(WHAT IS BEING ASKED)
Where a line in the entries below contains the word "JSON", count it. Return the total alone.

(RECORD SET)

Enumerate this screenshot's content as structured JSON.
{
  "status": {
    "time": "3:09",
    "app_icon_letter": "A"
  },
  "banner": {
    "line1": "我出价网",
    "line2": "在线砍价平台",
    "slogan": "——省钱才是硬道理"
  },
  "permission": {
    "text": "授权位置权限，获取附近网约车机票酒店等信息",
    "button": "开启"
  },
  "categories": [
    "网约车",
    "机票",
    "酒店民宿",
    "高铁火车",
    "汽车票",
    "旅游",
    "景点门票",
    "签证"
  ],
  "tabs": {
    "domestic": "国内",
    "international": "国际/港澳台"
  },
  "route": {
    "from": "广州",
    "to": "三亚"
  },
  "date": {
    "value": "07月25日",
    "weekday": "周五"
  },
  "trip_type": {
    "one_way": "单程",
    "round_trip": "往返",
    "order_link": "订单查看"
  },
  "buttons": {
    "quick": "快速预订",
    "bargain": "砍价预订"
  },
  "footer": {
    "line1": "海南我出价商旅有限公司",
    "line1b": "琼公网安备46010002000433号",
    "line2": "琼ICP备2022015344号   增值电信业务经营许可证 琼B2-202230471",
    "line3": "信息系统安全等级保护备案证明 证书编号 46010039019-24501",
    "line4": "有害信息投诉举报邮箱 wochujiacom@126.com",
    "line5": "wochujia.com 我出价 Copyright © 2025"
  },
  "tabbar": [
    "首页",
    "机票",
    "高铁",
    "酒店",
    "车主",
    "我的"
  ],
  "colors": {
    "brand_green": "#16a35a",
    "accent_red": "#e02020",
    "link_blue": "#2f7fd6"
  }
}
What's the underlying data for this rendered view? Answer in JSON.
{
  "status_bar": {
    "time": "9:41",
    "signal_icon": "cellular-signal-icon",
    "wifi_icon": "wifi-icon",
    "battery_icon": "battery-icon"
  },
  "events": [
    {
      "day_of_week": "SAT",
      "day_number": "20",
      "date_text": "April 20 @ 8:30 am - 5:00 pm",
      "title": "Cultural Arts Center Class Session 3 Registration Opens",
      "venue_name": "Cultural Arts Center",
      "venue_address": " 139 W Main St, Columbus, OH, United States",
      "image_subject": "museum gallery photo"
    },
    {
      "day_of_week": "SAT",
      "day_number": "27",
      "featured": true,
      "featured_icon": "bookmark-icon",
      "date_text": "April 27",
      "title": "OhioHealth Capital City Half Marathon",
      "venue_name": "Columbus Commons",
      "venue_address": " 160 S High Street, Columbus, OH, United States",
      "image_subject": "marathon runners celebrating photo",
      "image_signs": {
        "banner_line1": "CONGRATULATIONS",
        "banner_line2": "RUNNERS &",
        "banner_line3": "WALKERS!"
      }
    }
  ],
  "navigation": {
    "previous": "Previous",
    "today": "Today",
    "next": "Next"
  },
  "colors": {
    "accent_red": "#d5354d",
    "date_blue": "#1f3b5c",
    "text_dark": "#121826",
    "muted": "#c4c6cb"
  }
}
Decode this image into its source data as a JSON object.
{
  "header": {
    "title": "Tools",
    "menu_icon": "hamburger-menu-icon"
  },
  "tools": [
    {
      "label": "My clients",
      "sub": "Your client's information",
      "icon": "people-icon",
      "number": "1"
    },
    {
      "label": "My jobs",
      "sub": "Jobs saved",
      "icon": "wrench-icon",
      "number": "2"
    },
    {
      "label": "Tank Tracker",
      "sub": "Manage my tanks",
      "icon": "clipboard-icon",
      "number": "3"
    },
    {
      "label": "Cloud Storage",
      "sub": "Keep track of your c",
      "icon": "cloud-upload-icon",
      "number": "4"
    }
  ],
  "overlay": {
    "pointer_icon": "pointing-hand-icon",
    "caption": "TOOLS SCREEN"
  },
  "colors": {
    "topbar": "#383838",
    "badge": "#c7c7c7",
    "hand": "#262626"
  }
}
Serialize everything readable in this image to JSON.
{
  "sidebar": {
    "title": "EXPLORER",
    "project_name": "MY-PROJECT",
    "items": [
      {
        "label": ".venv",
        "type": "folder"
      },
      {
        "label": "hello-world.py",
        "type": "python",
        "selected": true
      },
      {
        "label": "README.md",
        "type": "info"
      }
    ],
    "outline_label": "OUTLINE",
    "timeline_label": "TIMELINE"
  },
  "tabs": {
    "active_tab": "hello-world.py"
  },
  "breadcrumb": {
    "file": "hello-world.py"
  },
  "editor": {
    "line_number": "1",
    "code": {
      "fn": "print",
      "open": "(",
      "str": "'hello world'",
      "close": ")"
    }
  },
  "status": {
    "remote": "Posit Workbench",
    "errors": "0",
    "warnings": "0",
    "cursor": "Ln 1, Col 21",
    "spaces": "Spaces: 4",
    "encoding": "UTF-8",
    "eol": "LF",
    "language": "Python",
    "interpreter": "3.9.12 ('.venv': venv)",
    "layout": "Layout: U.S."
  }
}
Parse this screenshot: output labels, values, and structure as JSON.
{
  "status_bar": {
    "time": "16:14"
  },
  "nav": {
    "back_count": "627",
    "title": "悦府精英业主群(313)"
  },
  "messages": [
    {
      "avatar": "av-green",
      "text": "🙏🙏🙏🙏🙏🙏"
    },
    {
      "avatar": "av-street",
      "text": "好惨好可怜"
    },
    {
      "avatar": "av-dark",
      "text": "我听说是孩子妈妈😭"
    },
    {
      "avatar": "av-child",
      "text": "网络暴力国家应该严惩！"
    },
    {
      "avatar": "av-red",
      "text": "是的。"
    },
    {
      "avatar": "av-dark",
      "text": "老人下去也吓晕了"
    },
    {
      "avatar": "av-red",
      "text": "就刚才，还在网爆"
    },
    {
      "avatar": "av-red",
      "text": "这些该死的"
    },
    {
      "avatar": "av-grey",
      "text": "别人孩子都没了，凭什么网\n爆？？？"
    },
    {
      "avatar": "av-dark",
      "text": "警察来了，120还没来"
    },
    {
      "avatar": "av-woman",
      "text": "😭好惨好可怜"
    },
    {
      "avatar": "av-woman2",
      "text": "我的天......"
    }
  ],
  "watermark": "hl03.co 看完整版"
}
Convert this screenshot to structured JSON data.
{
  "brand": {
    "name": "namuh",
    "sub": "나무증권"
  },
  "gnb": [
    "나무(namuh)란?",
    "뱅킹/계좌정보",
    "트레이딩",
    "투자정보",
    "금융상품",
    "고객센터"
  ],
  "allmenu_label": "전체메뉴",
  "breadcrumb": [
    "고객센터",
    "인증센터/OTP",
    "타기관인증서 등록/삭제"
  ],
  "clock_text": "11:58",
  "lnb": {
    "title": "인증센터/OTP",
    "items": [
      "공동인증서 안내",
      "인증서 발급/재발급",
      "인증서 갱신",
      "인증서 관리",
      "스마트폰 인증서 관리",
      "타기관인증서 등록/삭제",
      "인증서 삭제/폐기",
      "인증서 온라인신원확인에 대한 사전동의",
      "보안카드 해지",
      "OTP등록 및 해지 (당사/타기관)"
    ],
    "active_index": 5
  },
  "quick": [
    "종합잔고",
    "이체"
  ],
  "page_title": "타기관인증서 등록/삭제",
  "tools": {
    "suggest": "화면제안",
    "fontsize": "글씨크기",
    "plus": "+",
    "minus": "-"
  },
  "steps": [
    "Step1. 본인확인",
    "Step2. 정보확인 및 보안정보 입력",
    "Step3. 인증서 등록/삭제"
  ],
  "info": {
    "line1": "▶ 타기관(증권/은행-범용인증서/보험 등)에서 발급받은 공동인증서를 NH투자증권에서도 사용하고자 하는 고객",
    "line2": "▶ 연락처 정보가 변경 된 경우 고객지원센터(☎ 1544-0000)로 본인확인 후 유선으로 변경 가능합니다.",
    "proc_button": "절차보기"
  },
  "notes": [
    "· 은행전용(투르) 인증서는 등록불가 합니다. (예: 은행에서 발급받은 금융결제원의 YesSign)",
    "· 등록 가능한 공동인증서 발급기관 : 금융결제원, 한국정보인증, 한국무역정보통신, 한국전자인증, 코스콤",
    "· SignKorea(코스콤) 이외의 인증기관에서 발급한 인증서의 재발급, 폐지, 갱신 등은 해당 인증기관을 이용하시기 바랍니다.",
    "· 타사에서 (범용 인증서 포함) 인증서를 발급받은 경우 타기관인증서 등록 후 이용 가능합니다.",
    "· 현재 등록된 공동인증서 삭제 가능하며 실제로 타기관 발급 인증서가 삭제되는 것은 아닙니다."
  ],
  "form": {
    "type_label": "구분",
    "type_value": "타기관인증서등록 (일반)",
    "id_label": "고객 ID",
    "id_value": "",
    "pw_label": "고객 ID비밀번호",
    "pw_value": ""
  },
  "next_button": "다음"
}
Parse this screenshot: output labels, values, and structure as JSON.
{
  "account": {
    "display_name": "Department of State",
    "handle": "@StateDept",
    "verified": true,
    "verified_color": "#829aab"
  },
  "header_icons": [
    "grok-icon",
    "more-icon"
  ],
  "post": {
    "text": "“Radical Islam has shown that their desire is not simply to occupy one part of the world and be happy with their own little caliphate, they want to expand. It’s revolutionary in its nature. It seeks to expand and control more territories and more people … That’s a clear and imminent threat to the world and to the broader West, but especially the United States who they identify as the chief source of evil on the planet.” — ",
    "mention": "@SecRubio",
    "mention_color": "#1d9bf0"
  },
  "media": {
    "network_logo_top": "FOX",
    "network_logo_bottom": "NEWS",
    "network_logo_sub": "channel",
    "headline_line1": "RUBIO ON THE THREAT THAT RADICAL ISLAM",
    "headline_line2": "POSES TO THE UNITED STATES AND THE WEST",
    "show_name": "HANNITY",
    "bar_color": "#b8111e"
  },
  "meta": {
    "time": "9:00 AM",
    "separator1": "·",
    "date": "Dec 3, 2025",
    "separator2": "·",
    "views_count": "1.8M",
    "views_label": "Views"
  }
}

(RESULT BELOW)
7